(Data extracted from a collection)
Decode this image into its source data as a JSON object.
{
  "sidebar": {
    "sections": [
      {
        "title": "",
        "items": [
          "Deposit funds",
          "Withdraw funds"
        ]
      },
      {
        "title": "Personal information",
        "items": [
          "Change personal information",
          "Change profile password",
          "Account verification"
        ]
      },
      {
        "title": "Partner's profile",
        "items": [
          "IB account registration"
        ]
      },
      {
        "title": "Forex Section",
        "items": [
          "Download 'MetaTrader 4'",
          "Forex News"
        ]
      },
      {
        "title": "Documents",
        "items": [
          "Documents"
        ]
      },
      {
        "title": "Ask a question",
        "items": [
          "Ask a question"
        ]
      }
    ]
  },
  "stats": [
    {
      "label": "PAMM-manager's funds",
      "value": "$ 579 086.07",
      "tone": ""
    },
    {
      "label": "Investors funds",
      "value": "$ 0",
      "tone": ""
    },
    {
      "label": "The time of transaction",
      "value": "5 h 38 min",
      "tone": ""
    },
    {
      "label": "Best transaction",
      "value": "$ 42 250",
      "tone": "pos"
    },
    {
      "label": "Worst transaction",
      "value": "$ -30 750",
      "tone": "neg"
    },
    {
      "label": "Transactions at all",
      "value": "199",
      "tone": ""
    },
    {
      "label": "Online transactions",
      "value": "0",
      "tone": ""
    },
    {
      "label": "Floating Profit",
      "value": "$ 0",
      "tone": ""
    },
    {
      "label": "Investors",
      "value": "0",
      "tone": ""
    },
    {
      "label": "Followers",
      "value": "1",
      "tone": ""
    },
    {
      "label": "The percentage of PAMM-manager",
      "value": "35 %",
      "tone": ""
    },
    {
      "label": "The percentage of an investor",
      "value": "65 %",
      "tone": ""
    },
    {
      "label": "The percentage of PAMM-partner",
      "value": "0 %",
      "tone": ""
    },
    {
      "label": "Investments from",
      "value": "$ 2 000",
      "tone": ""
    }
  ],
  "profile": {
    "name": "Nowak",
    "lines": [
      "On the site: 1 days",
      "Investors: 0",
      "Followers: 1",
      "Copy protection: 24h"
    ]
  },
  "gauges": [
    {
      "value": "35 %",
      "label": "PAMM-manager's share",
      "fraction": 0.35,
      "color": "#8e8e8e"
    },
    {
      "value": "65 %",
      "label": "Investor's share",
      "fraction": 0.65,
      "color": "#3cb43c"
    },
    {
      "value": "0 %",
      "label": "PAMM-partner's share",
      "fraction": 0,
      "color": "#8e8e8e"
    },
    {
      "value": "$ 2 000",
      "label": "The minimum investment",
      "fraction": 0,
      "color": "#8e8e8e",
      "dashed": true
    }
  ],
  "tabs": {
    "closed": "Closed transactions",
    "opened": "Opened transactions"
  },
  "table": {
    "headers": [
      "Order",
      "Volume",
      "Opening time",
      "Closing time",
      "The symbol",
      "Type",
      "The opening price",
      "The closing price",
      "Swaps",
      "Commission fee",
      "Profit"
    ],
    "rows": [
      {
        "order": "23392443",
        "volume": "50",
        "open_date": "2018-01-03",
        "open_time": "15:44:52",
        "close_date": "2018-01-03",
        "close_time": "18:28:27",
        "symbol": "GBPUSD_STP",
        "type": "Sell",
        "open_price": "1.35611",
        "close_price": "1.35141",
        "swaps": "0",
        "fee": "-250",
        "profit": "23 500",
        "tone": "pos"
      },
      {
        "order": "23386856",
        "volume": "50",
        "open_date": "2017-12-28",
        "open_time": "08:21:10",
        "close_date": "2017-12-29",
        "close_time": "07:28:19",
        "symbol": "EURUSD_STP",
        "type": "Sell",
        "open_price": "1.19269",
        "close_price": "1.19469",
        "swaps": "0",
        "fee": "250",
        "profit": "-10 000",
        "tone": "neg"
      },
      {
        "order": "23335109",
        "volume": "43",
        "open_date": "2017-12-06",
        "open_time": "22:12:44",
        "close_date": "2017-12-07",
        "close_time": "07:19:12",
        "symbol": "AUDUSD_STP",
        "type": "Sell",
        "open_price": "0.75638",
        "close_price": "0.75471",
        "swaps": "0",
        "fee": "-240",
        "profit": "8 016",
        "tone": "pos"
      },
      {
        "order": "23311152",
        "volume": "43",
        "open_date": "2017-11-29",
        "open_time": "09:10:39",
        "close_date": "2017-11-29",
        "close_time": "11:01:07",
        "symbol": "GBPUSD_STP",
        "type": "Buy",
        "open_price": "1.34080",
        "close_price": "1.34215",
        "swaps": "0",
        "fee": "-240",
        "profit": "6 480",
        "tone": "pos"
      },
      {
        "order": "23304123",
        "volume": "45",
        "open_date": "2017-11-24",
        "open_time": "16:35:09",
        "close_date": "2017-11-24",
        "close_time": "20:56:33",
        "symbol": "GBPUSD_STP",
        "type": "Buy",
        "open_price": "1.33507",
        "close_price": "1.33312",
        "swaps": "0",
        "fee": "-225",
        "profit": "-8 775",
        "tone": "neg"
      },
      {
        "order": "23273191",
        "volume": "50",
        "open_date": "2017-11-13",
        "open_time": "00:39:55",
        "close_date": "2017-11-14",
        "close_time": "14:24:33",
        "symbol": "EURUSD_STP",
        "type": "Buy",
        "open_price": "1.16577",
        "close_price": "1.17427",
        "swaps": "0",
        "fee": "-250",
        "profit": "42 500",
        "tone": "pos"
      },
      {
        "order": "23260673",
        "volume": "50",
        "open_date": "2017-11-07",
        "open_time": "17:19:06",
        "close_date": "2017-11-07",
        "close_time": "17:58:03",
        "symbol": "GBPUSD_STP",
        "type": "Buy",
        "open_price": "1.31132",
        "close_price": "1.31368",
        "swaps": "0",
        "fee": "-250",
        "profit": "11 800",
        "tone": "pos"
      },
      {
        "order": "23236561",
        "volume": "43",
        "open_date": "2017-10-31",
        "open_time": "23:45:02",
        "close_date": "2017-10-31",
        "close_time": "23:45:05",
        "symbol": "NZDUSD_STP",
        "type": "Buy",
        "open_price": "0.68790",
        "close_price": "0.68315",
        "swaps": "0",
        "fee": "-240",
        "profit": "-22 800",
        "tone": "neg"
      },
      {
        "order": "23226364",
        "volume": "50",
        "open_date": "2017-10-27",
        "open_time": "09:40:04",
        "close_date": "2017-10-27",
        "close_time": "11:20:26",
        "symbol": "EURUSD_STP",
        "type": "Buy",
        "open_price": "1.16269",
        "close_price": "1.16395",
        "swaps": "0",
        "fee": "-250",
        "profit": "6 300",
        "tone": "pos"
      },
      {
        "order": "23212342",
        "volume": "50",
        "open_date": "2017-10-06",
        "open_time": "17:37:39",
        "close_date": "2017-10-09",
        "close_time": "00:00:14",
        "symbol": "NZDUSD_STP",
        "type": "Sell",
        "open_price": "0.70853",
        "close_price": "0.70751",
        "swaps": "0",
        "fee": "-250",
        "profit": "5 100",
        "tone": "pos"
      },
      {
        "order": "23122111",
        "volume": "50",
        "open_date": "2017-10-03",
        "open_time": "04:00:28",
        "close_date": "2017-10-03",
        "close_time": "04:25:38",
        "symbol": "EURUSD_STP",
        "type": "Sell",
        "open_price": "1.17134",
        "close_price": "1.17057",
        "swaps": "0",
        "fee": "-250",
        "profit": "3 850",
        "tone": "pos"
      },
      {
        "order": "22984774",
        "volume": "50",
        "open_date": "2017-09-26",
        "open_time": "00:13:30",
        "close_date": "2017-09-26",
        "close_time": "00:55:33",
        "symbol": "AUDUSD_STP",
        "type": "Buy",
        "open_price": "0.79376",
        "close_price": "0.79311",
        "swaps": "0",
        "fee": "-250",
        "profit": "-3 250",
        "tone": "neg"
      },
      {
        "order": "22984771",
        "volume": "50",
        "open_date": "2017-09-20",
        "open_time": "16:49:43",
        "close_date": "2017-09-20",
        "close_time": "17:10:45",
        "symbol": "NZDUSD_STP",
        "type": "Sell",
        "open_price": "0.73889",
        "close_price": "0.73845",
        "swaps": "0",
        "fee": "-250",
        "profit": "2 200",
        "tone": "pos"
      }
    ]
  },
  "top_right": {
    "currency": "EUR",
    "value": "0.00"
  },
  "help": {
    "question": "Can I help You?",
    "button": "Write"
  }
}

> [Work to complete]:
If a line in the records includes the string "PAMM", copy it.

> [Answer for this exercise]:
      "label": "PAMM-manager's funds",
      "label": "The percentage of PAMM-manager",
      "label": "The percentage of PAMM-partner",
      "label": "PAMM-manager's share",
      "label": "PAMM-partner's share",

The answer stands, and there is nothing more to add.